Look through the listing for the word "icon". Copy each line that has it.

Material provided:
*** Block opens ***

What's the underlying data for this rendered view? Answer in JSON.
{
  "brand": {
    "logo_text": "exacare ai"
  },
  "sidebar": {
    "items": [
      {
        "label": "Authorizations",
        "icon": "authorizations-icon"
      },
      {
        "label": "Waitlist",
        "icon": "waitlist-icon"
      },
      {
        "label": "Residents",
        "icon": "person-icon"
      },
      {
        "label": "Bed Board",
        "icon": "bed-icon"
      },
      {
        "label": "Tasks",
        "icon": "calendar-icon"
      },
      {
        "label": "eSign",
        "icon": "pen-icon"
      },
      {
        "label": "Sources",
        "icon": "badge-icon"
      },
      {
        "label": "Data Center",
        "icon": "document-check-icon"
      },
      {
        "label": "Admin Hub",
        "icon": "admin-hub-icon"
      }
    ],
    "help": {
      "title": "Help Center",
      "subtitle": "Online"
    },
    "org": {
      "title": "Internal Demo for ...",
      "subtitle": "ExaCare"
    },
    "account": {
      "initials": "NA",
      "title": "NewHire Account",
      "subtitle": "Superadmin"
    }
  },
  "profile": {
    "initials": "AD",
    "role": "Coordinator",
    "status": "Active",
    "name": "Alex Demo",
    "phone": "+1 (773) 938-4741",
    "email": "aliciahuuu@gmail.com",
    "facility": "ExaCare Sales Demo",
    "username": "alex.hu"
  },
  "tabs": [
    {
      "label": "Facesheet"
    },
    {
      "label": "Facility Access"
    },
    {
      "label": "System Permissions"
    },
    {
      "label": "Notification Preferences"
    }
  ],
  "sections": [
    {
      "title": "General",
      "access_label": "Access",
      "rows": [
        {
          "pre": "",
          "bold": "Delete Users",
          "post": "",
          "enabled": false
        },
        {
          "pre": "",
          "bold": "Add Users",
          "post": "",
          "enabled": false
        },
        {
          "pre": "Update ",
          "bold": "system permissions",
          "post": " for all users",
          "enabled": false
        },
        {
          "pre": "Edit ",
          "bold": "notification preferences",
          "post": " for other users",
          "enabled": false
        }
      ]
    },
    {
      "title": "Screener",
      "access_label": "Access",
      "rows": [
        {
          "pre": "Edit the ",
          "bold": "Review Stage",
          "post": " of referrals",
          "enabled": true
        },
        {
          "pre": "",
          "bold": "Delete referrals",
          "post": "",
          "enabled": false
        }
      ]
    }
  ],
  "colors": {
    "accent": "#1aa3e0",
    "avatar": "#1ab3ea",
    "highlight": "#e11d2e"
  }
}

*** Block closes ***

Final answer:
        "icon": "authorizations-icon"
        "icon": "waitlist-icon"
        "icon": "person-icon"
        "icon": "bed-icon"
        "icon": "calendar-icon"
        "icon": "pen-icon"
        "icon": "badge-icon"
        "icon": "document-check-icon"
        "icon": "admin-hub-icon"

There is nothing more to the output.